Gender-based violence is not just a black-and-blue physical bruise on the face. It is the twisted and cruel words that verbal abusers use to create a warped reality in the minds of their victims; it is the sexual encounters that partners are forced to submit to as part of their duty; it is the online violence that creeps into one’s reality when a partner insists on knowing all you do online or threatens to upload intimate and personal content.
It is a partner reduced to begging from the provider of the family; it’s a wife beset with anxiety because of a philandering spouse. It is almost mind-blowing to see how much damage can be dealt upon a victim from all corners: physical, verbal, sexual, psychological, financial and even online, through cyberviolence.

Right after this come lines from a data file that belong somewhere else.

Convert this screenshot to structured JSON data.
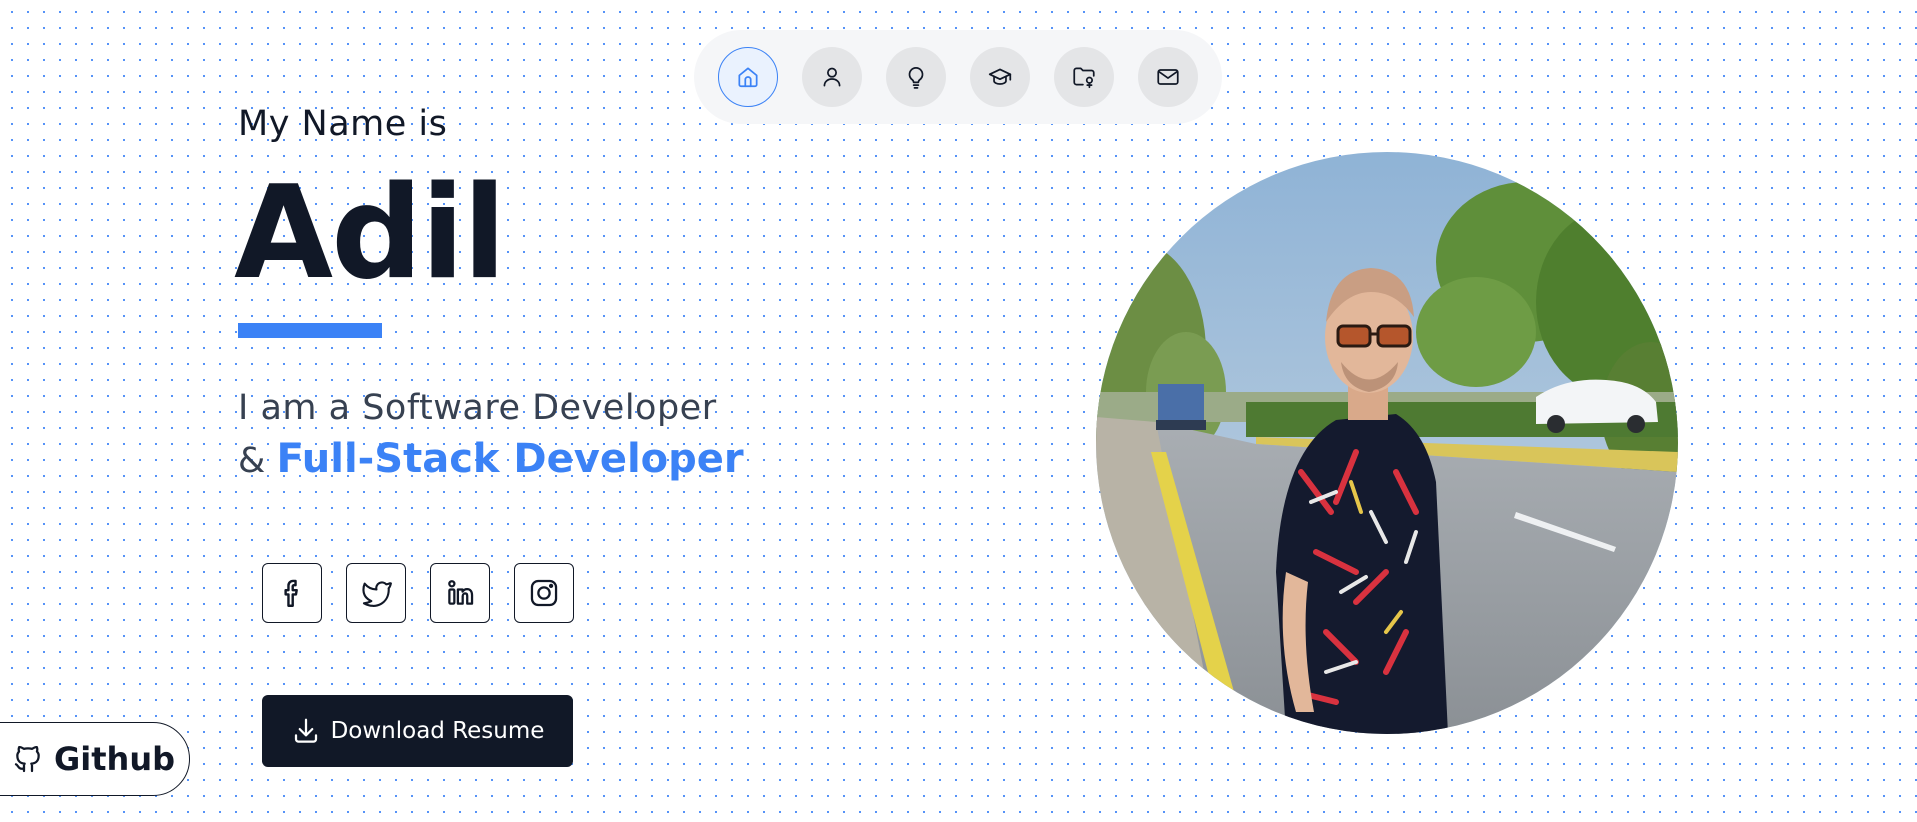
{
  "nav": {
    "items": [
      {
        "icon": "home-icon",
        "active": true
      },
      {
        "icon": "user-icon",
        "active": false
      },
      {
        "icon": "lightbulb-icon",
        "active": false
      },
      {
        "icon": "graduation-cap-icon",
        "active": false
      },
      {
        "icon": "folder-code-icon",
        "active": false
      },
      {
        "icon": "mail-icon",
        "active": false
      }
    ]
  },
  "hero": {
    "intro": "My Name is",
    "name": "Adil",
    "tagline_line1": "I am a Software Developer",
    "tagline_prefix": "&",
    "tagline_highlight": "Full-Stack Developer"
  },
  "socials": [
    {
      "icon": "facebook-icon"
    },
    {
      "icon": "twitter-icon"
    },
    {
      "icon": "linkedin-icon"
    },
    {
      "icon": "instagram-icon"
    }
  ],
  "download_button": {
    "label": "Download Resume",
    "icon": "download-icon"
  },
  "github_button": {
    "label": "Github",
    "icon": "github-icon"
  },
  "colors": {
    "accent": "#3b82f6",
    "dark": "#111827"
  }
}
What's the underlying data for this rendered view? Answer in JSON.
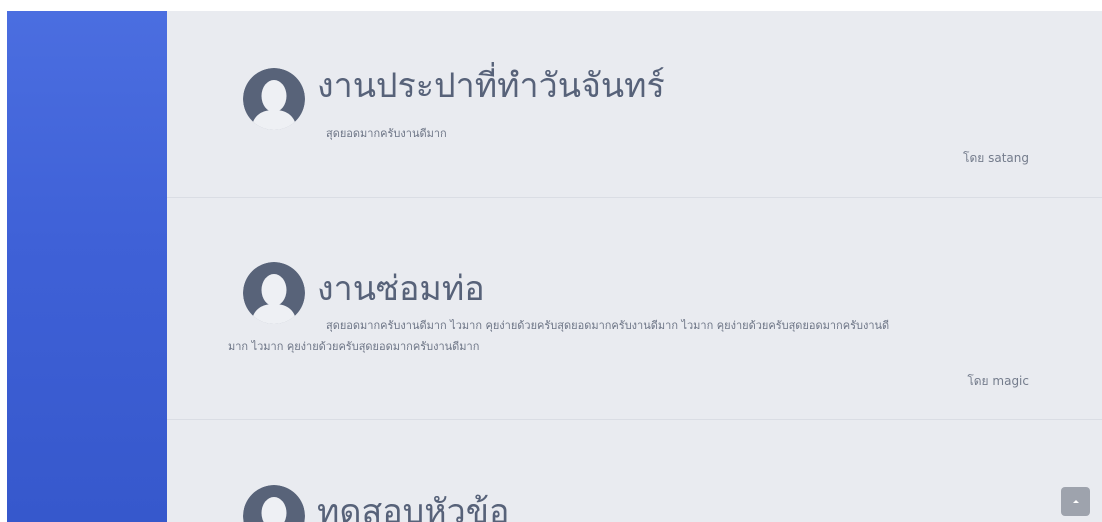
{
  "posts": [
    {
      "title": "งานประปาที่ทำวันจันทร์",
      "description": "สุดยอดมากครับงานดีมาก",
      "author": "โดย satang",
      "avatar_icon": "user-silhouette-icon"
    },
    {
      "title": "งานซ่อมท่อ",
      "description": "สุดยอดมากครับงานดีมาก ไวมาก คุยง่ายด้วยครับสุดยอดมากครับงานดีมาก ไวมาก คุยง่ายด้วยครับสุดยอดมากครับงานดี",
      "description_continued": "มาก ไวมาก คุยง่ายด้วยครับสุดยอดมากครับงานดีมาก",
      "author": "โดย magic",
      "avatar_icon": "user-silhouette-icon"
    },
    {
      "title": "ทดสอบหัวข้อ",
      "avatar_icon": "user-silhouette-icon"
    }
  ],
  "scroll_top_icon": "chevron-up-icon",
  "colors": {
    "sidebar": "#3f61d7",
    "content_background": "#e9ebf0",
    "title": "#576279",
    "avatar": "#586379",
    "scroll_button": "#9ea3ad"
  }
}
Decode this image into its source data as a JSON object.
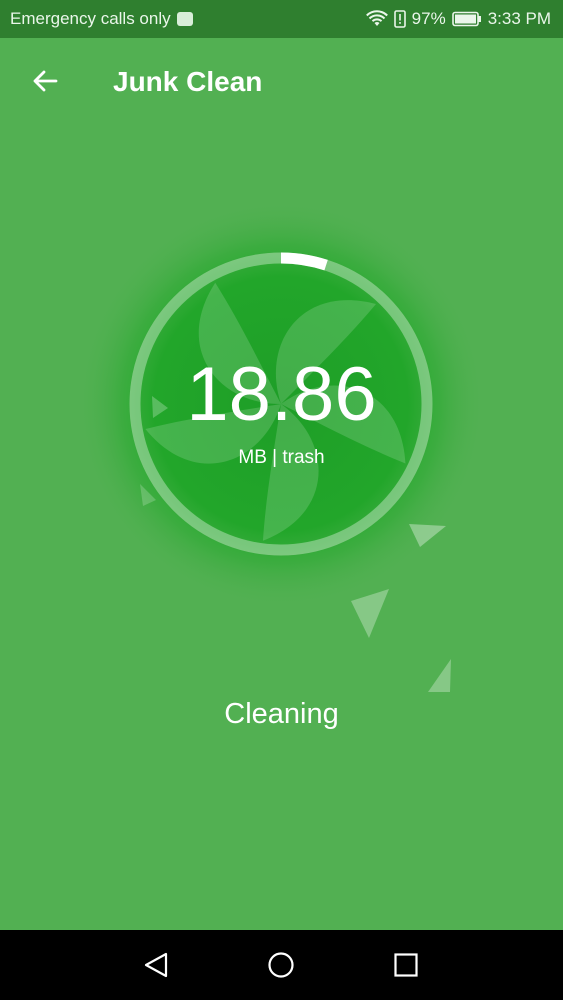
{
  "status_bar": {
    "carrier_text": "Emergency calls only",
    "battery_percent": "97%",
    "time": "3:33 PM"
  },
  "app_bar": {
    "title": "Junk Clean",
    "back_icon": "arrow-left-icon"
  },
  "scan": {
    "value": "18.86",
    "unit_label": "MB | trash",
    "status_text": "Cleaning",
    "progress_fraction": 0.05
  },
  "nav_bar": {
    "back_icon": "triangle-back-icon",
    "home_icon": "circle-home-icon",
    "recents_icon": "square-recents-icon"
  },
  "colors": {
    "background": "#52b052",
    "status_bar": "#2f7f2f",
    "glow": "#22a62a",
    "text": "#ffffff"
  }
}
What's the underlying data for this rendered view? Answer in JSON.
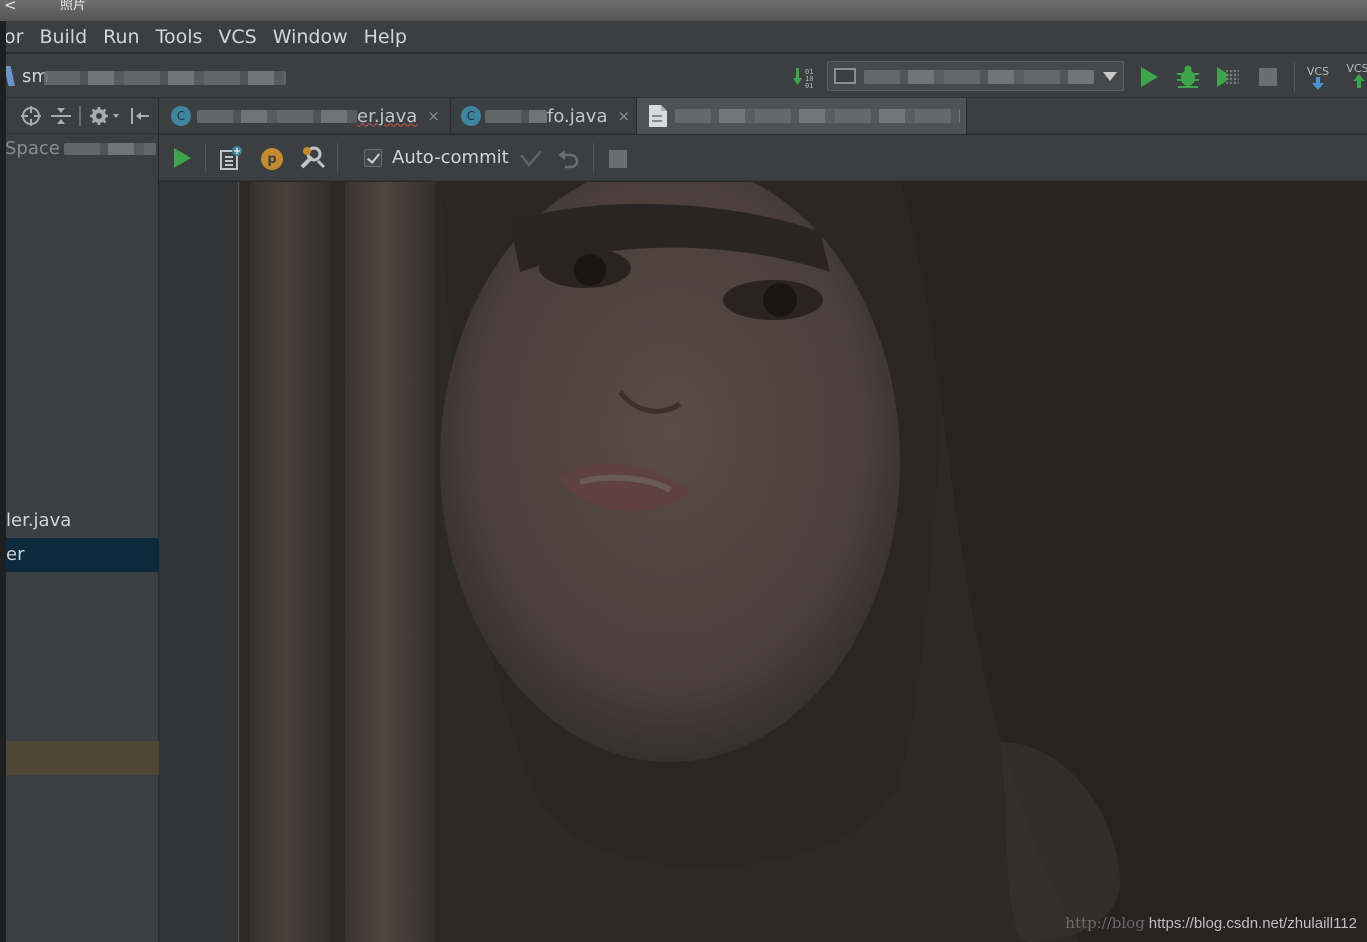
{
  "window": {
    "back_glyph": "<",
    "title": "照片"
  },
  "menu": [
    "or",
    "Build",
    "Run",
    "Tools",
    "VCS",
    "Window",
    "Help"
  ],
  "toolbar": {
    "project_name": "sm",
    "vcs_update_label": "VCS",
    "vcs_commit_label": "VCS"
  },
  "left_panel": {
    "space_label": "Space",
    "items": [
      {
        "label": "ler.java",
        "state": "normal"
      },
      {
        "label": "er",
        "state": "selected"
      },
      {
        "label": "",
        "state": "highlighted"
      }
    ]
  },
  "tabs": [
    {
      "icon_letter": "C",
      "label": "er.java",
      "close": "×"
    },
    {
      "icon_letter": "C",
      "label": "fo.java",
      "close": "×"
    },
    {
      "icon_letter": "",
      "label": "",
      "close": ""
    }
  ],
  "db_toolbar": {
    "autocommit_label": "Auto-commit",
    "autocommit_checked": true,
    "profile_badge": "p"
  },
  "watermark": {
    "ghost": "http://blog",
    "text": "https://blog.csdn.net/zhulaill112"
  },
  "colors": {
    "run_green": "#3fa54a",
    "selection_blue": "#0d293e",
    "class_icon": "#3e86a0",
    "badge_orange": "#c58a2f"
  }
}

We must make a collective effort to end gender-based violence now and save victims from dangerous and oppressive environments. Fortunately, so many groups and agencies are now united in fighting gender-based violence.
Our government agencies, together with FamiLigtas, the United States Agency for International Development and Lunas Collective, are at the forefront of this fight.
Vigilance is key. Many times, the signs are everywhere, but we simply do not notice them. Perhaps you have a friend who has suddenly become withdrawn or you have witnessed an incident that seems out of the ordinary. Don’t let these things slide by. It is always better to overreact in trying to help rather than not to do enough and pay the consequences later on.
As a mother of a daughter, I am deeply concerned for her future. I am using this time I have with her to build an unassailable sense of self-worth and value, that she may never allow anyone to treat her in any way that is not right.
But just as importantly, as a mother of two sons, I have a responsibility to ingrain in them the value of respect for all people and genders, the courage to stand up for those who cannot do so for themselves and the realization that violence, in any form, is never an acceptable course of action, no matter what. As Karen Davila, a staunch advocate of women’s rights and empowerment, reminds all of us, take time to care for one another. Let’s put down our gadgets, take a minute out of our busy lives to look around and see who we need to reach out to. Sometimes, all it takes is one call to let someone know that they have value and can stand up to violence. That one call may be all someone needs to change their life. —CONTRIBUTED INQ
If you are suffering from abuse and would like to report, call 85326690 immediately or send a Facebook message to FamiLigtas and Lunas Collective.